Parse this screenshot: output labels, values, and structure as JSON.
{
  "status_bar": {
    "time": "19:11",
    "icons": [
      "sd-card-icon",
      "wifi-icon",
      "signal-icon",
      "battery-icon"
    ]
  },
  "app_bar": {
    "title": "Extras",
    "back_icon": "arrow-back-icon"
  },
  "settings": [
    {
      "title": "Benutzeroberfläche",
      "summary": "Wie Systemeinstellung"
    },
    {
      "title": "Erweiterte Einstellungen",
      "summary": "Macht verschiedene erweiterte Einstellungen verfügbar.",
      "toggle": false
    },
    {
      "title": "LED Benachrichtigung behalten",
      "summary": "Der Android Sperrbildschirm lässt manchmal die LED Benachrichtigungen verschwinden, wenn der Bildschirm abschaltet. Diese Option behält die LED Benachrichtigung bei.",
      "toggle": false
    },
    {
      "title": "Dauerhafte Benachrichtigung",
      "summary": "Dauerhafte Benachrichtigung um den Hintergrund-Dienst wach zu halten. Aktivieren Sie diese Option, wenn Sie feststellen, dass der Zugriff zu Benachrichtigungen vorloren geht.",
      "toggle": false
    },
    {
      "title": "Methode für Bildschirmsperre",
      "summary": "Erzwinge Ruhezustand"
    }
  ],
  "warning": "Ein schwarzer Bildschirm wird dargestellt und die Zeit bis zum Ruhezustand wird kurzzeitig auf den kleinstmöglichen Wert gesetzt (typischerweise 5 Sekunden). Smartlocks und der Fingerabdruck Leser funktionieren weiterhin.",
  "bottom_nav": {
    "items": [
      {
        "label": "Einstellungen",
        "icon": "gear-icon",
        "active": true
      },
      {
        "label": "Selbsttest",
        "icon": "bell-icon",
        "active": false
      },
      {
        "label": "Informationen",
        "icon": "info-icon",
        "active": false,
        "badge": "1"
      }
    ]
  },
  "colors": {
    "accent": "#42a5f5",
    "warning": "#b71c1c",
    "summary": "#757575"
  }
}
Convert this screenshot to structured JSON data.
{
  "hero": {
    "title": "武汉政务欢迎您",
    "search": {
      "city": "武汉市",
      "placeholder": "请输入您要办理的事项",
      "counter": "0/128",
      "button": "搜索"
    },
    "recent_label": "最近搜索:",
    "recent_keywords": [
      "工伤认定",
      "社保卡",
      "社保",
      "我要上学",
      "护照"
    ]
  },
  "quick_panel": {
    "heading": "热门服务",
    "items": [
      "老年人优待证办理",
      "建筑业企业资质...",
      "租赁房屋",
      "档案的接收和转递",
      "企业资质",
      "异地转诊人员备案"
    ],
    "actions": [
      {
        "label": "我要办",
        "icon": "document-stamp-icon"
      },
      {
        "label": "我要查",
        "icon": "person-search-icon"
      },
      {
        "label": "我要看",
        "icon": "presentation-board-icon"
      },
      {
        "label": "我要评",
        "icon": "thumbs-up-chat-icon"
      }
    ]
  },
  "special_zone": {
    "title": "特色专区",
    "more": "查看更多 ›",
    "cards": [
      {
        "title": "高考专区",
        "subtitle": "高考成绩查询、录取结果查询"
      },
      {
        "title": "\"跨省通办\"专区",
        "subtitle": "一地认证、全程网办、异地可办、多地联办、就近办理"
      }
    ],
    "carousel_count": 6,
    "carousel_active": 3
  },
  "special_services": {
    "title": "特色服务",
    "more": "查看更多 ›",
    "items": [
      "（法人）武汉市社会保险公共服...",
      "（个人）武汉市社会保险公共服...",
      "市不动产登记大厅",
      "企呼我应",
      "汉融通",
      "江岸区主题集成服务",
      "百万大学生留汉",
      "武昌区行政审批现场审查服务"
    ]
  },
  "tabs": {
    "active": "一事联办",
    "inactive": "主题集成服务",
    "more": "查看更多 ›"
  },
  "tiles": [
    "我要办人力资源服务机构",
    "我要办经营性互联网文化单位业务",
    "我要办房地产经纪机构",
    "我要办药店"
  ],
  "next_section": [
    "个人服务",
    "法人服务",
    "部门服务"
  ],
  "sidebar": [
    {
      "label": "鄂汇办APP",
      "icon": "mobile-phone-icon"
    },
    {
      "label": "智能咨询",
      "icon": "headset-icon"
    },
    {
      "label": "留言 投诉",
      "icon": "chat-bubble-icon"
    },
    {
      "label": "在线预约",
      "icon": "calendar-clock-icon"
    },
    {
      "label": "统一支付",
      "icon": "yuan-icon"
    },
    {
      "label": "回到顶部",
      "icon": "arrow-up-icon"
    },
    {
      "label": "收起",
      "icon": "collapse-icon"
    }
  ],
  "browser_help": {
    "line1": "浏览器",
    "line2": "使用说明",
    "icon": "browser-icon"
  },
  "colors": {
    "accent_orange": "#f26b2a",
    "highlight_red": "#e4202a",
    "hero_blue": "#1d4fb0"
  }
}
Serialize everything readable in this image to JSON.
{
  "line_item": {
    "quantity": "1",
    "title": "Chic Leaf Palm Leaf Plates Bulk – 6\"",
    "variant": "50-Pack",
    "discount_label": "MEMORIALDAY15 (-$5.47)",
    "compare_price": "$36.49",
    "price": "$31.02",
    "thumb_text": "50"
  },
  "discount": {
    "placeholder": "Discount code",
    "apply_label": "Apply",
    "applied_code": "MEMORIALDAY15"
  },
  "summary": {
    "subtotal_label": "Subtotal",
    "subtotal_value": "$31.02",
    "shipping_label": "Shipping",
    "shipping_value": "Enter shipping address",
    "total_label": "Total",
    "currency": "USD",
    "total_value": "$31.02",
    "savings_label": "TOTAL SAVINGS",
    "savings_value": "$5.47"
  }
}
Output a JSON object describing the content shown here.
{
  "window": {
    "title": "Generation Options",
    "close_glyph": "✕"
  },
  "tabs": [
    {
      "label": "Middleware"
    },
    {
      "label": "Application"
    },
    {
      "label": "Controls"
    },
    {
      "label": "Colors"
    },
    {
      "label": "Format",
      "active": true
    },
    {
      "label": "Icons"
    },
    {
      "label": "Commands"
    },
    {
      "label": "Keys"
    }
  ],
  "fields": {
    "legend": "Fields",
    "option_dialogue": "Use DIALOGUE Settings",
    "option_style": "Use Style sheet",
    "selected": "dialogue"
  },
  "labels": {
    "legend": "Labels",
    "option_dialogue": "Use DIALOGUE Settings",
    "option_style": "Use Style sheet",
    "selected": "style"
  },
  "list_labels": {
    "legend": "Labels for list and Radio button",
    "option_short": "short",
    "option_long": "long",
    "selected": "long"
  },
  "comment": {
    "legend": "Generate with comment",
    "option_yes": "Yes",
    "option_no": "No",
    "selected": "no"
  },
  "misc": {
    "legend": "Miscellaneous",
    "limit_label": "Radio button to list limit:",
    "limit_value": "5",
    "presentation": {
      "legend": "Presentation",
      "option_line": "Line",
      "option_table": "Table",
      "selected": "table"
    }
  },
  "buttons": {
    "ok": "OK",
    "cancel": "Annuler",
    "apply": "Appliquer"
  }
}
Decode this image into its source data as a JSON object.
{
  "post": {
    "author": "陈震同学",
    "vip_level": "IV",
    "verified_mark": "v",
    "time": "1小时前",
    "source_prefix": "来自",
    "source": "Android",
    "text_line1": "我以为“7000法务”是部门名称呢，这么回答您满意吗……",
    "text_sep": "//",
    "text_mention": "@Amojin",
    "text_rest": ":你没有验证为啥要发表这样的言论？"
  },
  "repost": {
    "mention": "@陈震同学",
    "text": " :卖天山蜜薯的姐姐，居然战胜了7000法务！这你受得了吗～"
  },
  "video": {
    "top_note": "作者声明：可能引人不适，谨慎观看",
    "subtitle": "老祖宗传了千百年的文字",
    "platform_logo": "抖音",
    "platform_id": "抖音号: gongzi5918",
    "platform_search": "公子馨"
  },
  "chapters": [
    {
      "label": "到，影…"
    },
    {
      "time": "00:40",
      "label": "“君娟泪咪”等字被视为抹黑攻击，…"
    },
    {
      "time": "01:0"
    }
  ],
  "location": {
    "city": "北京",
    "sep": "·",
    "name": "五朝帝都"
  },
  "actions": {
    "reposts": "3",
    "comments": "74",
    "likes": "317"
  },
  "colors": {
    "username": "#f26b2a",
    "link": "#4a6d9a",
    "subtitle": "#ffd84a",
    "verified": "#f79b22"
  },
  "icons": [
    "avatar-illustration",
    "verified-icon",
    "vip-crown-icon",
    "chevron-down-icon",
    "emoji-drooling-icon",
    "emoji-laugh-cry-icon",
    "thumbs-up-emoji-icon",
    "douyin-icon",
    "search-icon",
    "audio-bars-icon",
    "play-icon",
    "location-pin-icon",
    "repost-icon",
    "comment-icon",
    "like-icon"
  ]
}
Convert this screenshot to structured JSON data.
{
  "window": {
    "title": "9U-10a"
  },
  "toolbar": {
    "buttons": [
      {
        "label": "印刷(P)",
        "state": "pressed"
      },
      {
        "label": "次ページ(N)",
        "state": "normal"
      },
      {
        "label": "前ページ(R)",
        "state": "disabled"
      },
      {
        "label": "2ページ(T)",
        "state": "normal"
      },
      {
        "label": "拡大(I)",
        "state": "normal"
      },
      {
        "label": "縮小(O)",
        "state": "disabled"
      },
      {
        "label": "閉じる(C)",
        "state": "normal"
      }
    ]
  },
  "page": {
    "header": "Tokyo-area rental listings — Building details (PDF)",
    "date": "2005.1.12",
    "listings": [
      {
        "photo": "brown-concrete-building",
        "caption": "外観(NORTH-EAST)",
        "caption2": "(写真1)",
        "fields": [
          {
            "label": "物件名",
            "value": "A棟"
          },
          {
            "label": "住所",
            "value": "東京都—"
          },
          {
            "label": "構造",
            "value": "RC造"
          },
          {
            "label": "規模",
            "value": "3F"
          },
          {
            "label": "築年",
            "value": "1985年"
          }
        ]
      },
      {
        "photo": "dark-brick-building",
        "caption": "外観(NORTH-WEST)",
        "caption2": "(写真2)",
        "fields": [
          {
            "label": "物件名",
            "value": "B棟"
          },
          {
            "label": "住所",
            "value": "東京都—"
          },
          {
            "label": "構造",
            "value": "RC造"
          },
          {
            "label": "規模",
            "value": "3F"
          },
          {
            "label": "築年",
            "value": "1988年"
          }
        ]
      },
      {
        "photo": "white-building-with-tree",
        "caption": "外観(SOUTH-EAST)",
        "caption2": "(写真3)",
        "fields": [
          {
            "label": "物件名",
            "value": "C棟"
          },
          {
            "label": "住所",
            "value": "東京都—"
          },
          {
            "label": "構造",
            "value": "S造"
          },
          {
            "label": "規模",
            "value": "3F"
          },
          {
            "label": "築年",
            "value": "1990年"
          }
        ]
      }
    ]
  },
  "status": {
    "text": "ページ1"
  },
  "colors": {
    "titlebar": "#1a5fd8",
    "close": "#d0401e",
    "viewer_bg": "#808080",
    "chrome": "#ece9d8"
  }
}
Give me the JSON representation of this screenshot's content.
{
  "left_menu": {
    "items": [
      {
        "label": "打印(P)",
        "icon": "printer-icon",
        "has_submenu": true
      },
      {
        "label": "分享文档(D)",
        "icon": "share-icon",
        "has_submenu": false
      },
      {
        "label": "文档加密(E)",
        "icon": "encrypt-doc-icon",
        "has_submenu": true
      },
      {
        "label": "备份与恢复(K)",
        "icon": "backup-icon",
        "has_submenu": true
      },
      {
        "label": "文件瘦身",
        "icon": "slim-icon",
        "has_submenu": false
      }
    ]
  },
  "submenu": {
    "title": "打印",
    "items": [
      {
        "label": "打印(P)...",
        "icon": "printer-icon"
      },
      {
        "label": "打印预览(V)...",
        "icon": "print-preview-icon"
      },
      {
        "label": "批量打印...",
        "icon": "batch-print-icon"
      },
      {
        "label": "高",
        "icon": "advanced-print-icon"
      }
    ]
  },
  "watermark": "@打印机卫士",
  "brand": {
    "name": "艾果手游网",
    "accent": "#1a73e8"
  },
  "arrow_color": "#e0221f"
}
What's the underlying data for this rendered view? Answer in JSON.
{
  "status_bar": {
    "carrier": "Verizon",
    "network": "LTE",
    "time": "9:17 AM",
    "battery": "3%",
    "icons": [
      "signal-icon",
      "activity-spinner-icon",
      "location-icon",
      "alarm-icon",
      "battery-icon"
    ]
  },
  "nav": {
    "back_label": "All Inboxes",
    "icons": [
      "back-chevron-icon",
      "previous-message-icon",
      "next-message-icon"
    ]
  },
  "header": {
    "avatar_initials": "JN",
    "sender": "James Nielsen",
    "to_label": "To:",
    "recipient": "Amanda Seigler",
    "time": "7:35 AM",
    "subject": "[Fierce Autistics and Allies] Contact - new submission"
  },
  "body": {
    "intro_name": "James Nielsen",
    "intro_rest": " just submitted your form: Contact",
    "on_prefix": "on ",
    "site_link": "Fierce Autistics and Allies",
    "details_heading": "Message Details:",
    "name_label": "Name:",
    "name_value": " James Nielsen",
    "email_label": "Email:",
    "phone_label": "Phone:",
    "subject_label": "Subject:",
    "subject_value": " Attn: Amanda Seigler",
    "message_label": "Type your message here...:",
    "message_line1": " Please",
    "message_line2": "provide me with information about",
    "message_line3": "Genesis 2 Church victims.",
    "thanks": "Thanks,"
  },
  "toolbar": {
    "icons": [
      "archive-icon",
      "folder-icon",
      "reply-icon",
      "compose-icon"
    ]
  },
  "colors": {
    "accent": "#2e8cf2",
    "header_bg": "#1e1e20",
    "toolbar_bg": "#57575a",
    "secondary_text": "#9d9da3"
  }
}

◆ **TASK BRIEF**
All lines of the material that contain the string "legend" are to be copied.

◆ **RESPONSE FOR THIS EXERCISE**
    "legend": "Fields",
    "legend": "Labels",
    "legend": "Labels for list and Radio button",
    "legend": "Generate with comment",
    "legend": "Miscellaneous",
      "legend": "Presentation",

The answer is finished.